Barker has lived at the end of Round Hill Country Club's driving range since 1974 and says he can expect over 100 golf balls to soar onto his property per month. Seven of his windows have been broken, and he and his wife have been hit multiple times by balls, court documents allege.
"It's a safety problem. People have been killed by golf balls," said Barker.
He's now suing the country club with the goal of either having the driving range shut down or mandating that it be longer than 375 yards.
"We're captives in our own house," he said this week.
The "continual bombardment" began in the mid 1990s, after the country club shortened the range from 260 yards to 190 yards while refiguring the golf course and revamping the clubhouse. The couple now rarely uses their yard and garden for fear they'll get struck, Barker said.
"I've been hit in my rear end, shoulder and neck. The worst thing about it is the shock," Barker said.
But management at the country club says the couple knew what they were getting into when they moved into the lot - that balls would be hit toward their home.
"The fact is you purchased the property with ... acknowledgement that golf balls from the course and driving range are driven in the direction of your lot," General Manager Greg Gonsalves wrote in a letter to Barker last summer.
His letter also states the club believes it has done everything it can to solve the problem.
That includes banning wooden clubs, which generally propel the ball further than iron, and offering to construct a fence. Gonsalves could not be reached by press time to comment further.
"The club feels it has taken reasonable measures to mitigate the use of the range," he wrote. His letter was dated June 13, 2007.
But court evidence in the form of a photograph - dated two weeks after Gonsalves' letter - shows 107 golf balls lined into rows on the Barker property. The photo illustrates how many balls had been projected onto their property in 22 days.
"We've pleaded with them, they've made promises, but they've done nothing," Barker said. "They're arrogant."
The fence that currently separates his property from the driving range is made of black netted material and stands about 15 feet high with about 5 feet of ivy on top of that. The couple use the plants to shield themselves from showering balls.
If a higher fence were put in by the club it's expected to be about 45 feet tall. It would likely be made of similar black mesh material.
But that's not what the Barkers want. The wall would send their property value plummeting, he said.
"It would depreciate the value of our home by about half a million dollars," he said. "It would be an eyesore. It would look tacky."
Gusts of wind and strong hitters still currently send balls over his roof and into his front yard on Royal Oaks Drive. He said those hitters would still clear the height of the new fence - even with 25 feet or so added to the height.
Both parties have tried for months to solve the issue without litigation but to no avail.

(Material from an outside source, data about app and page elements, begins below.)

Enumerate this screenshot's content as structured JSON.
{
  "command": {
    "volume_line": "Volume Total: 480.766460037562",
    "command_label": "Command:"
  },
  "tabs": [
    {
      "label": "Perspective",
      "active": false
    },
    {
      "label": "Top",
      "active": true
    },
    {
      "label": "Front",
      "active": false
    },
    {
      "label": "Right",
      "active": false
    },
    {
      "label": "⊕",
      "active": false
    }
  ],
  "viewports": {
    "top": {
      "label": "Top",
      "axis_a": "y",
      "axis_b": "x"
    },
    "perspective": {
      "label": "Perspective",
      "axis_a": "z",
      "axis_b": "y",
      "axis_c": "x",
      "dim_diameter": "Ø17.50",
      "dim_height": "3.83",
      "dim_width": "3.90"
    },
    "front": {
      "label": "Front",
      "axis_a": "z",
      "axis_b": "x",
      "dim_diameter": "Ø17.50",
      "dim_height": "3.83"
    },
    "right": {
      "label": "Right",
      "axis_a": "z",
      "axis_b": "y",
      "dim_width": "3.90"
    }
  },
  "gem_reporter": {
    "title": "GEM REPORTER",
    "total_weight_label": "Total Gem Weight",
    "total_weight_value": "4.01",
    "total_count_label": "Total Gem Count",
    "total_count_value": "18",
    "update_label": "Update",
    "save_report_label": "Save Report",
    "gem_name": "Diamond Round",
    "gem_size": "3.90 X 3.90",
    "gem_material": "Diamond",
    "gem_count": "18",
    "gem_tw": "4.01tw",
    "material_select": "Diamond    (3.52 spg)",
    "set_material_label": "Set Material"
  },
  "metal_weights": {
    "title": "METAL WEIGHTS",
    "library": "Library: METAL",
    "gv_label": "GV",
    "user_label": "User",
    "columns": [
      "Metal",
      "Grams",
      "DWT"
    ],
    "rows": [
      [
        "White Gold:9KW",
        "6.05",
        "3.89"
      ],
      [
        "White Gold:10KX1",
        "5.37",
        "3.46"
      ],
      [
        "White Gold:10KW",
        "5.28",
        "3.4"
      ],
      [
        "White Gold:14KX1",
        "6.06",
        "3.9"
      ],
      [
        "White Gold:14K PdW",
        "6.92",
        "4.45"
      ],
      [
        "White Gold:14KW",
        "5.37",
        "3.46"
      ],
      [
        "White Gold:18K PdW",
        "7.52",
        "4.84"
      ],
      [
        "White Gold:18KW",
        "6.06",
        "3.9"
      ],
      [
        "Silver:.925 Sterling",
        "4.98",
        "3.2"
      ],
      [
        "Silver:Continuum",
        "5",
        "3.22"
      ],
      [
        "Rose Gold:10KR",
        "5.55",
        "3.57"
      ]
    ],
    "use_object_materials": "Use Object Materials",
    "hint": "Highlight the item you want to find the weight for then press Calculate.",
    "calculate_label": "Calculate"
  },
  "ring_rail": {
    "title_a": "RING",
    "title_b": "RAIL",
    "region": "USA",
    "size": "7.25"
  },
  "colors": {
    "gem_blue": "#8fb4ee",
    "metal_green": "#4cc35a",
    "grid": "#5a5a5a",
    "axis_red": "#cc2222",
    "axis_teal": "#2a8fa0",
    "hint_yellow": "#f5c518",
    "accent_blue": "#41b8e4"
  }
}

The case is scheduled to go to trial in about six months and will take into account alleged violations of nuisance, breach of contract and implied covenant of good faith on the part of Round Hill Country Club.
Legally, "nuisance" is defined as anything that annoys or disturbs unreasonably, hurts a person's use of property, privacy or violates health, safety or decency.